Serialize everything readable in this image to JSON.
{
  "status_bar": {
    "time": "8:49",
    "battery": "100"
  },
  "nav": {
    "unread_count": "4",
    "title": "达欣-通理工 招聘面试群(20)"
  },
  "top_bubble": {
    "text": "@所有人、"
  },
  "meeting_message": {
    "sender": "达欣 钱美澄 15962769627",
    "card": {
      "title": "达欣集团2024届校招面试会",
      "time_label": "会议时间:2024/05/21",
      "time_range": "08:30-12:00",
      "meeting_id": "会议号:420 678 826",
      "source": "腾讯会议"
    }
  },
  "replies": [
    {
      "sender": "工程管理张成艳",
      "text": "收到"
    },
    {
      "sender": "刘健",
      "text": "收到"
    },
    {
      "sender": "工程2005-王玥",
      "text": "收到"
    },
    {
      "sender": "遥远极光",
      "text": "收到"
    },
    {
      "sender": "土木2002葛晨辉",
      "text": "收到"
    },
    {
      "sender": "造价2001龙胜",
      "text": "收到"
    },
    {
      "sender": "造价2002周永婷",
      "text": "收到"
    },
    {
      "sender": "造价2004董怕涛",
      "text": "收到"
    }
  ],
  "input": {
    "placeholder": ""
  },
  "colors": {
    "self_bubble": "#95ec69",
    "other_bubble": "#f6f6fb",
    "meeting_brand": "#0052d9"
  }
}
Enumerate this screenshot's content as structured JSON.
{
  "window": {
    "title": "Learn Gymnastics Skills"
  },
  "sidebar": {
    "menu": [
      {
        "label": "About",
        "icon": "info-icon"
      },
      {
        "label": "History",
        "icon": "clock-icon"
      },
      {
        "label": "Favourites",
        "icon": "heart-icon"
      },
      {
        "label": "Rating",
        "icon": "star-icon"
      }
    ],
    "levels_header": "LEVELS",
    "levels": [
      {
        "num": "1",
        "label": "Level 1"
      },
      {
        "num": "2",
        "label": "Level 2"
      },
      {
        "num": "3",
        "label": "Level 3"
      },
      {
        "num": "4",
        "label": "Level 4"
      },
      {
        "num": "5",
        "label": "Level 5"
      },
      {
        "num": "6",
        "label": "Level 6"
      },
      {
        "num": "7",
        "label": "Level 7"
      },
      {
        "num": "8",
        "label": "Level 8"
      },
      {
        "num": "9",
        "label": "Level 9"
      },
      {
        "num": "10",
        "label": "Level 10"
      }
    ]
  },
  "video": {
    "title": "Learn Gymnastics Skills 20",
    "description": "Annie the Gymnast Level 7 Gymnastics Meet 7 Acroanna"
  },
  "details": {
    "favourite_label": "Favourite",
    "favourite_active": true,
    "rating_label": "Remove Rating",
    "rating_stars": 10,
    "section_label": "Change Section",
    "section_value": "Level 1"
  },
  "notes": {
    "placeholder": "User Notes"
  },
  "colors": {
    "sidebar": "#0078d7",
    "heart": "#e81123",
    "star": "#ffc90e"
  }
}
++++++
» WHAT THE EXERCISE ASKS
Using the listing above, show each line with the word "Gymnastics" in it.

» RESPONSE AREA
    "title": "Learn Gymnastics Skills"
    "title": "Learn Gymnastics Skills 20",
    "description": "Annie the Gymnast Level 7 Gymnastics Meet 7 Acroanna"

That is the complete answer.